Does Pelullo want me on the stand talking about that?
I could also talk about the late Harold Garber, an Atlantic City criminal defense attorney who ended up on the board of directors of FirstPlus after the government alleges Scarfo and Pelullo took over the company behind the scenes.
Garber died of cancer shortly after he was appointed to the board. He had represented Little Nicky Scarfo and Crazy Phil Leonetti in the 1980s. In fact, he had his law license suspended for a year after a witness in a murder case against Leonetti, whom Garber was representing, recanted his story. Garber also represented that witness.
So Garber's appointment to the board of directors of FirstPlus was a red flag for me. How, I wondered, did a criminal defense lawyer from Atlantic County end up on the board of directors of a relatively obscure mortgage company based in Irving, Tx.?
Or maybe Farrell and Pelullo would like me to talk about a story I wrote for The Inquirer in July 2008. That story was based on wiretaps from a mob case in North Jersey tied to the Gambino and Lucchese crime families.
On one tape Pelullo and Martin Taccetta, a Lucchese crime family member, talked about business and the mob; business that had very little to do with FirstPlus but a lot to do with the allegation that Pelullo was a mob associate.
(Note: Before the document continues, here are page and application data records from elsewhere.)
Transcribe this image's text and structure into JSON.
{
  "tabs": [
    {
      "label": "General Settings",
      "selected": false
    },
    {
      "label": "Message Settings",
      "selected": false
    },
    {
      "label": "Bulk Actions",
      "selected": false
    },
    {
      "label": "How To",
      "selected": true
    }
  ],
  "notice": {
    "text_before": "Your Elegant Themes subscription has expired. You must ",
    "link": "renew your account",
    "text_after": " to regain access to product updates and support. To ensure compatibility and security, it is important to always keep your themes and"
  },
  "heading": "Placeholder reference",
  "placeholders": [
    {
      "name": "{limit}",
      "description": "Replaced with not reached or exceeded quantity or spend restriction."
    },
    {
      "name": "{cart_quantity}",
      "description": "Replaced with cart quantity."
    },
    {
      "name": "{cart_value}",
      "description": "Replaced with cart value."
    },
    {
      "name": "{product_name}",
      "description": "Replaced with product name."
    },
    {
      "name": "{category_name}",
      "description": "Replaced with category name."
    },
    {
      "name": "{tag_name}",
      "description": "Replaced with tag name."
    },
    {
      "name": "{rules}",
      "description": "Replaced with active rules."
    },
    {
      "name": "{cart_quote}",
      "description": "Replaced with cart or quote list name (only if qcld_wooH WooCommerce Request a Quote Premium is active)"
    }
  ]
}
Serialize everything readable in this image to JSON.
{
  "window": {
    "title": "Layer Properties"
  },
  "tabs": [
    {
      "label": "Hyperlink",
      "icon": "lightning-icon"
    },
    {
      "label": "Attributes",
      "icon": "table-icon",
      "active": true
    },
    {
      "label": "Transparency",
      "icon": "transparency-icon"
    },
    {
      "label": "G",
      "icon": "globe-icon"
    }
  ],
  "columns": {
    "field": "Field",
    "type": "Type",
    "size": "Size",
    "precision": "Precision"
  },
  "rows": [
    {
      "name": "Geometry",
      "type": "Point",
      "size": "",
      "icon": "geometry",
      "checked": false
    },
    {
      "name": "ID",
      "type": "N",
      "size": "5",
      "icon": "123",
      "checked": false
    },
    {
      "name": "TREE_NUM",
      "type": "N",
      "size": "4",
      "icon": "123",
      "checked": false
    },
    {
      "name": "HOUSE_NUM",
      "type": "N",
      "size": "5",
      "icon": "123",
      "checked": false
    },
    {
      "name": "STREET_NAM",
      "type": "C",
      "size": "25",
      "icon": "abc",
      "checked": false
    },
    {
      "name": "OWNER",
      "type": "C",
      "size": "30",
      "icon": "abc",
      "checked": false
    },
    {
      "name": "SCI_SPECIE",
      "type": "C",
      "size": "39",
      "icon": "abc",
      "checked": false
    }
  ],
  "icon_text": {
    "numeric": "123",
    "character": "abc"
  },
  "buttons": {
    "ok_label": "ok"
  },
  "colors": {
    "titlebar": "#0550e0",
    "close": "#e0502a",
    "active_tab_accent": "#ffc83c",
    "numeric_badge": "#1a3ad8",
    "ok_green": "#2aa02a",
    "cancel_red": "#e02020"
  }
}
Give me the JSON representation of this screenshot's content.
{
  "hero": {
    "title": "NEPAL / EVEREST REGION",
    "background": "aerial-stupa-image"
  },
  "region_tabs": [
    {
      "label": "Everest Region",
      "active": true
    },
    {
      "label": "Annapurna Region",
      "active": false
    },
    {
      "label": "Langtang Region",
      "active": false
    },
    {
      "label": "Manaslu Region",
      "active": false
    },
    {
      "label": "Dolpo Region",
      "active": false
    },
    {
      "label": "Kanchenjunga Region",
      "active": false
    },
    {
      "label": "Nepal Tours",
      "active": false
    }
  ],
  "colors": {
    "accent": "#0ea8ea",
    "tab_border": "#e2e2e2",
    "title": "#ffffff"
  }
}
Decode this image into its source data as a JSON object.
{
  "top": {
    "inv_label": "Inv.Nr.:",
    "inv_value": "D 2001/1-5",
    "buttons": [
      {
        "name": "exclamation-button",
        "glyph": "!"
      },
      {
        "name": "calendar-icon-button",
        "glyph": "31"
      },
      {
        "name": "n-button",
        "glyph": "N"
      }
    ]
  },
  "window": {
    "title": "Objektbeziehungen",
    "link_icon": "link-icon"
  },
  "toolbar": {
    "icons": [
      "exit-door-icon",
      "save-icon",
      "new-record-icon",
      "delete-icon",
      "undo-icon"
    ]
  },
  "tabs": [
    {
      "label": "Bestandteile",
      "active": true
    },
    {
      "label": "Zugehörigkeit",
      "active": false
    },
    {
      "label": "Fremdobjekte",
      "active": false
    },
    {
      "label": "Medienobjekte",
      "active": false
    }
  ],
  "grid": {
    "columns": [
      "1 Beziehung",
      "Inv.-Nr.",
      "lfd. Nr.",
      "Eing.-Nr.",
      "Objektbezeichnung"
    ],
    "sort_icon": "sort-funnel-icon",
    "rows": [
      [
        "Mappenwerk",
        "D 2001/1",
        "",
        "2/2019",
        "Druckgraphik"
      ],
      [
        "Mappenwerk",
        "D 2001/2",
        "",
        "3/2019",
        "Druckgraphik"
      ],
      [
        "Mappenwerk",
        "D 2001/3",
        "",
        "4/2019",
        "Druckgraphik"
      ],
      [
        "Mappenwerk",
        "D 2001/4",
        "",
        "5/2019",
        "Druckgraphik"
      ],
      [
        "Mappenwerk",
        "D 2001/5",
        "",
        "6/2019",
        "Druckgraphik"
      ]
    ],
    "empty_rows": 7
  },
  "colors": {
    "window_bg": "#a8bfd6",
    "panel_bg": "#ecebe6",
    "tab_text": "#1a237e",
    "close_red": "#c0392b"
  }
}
Would Farrell and Pelullo like to ask me about that?
Stayed tuned. We'll see.
George Anastasia can be contacted at George@bigtrial.net.